Industrial Machinery NFPA 79

The New Edition of Electrical Standard for Industrial Machinery

Last update 18/01/2021

Industrial Machinery NFPA 79

On 8th January 2021 the new edition of Industrial Machinery NFPA 79, the electrical standard for industrial machineries in the USA, was published. That will be valid for the next three years

Although the standard has many parts in common with IEC 60204-1 (alignment started with 2002 edition), there are still several differences.

Unlike IEC 60204-1, NFPA 79 does not recognize the advantage of class 2 insulated conductors, so the criteria for bonding metal parts is different. An excellent standard for bonding criteria is C22.2 No. 0.4 of 2017: Bonding of electrical equipment. Although it is a Canadian standard, the approach is the same in the USA.

Thanks to NFPA 79 it is possible to use Recognized cables in the machine control panel, as long as they do not come into contact with building elements, which follow NFPA 70. An exception exists for protected areas, such as inside a robot cell.

Even UL 508A, from paragraph 65, deals with Industrial Machinery, but unfortunately it is not always aligned with NFPA 79 and this can be misleading, even among insiders. The UL 508A working group expressed its own willingness to align as much as possible with NFPA 79, however being in compliance with a series of product safety criteria, which are missing in NFPA 79 that is a standard for electrical installation

 

BREAKING NEWS

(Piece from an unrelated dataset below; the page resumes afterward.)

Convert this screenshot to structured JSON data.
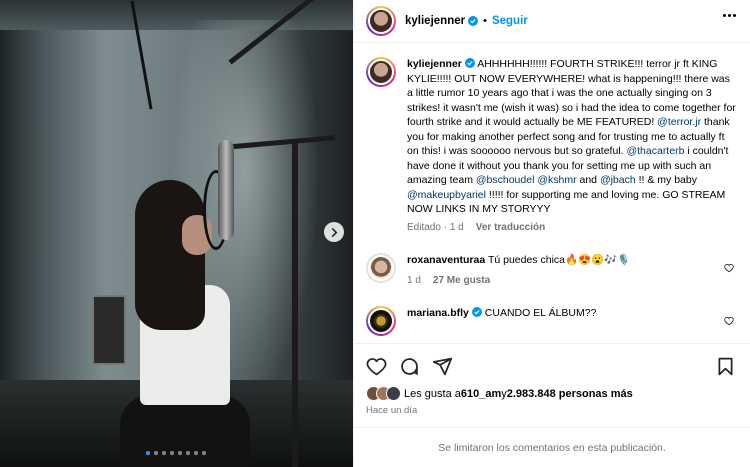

The title of Chapter 5 changed from "Incoming supply circuit conductor terminations and devices for disconnecting and removing power" to "Disconnecting means". It should be clearer that this section deals with the disconnection of all power supplies of the machine electrical equipment. It would be a good idea also to change the title of Chapter 5 of IEC 60204-1 "Incoming supply conductor terminations and devices for disconnecting and switching off". But this will not be discussed before the next 5 years.

Regarding the need for a door interlock, here what the standard requires:

6.2.3.1 Enclosure Interlocking. When required by 5.3.1.4, each disconnecting means mounted within or adjacent to a control enclosure that contains live parts operating at 50 volts ac (rms value) or 60 volts dc or more shall be mechanically or electrically interlocked, or both, with the control enclosure doors so that none of the doors open unless the power is disconnected. Interlocking shall be reactivated automatically when all the doors are closed.

Still regarding main disconnection of the control panel, it has been clarified that, if the main disconnector is outside the control panel, its position must be indicated.
The necessary distances (Chapter 11) in front of a control panel are also aligned with those required by NEC edition 2020. 

Safety in Collaborative Robotics

There is no “Collaborative Robot”. That is one of the first statements you hear from people working in Collaborative Robotics. The reason is because the robot can be designed for a collaborative task, but it is the Application that makes the “Robot Collaborative”. The reference standard for Collaborative Application is  ISO/TS 15066:2016 - ROBOTS AND ROBOTIC DEVICES -- COLLABORATIVE ROBOTS Not only for the unfortunate title, the standard will be included in the new edition of 2 important standards on Robots: ISO 10218-1: Robotics — Safety requirements for robot systems in an industrial envir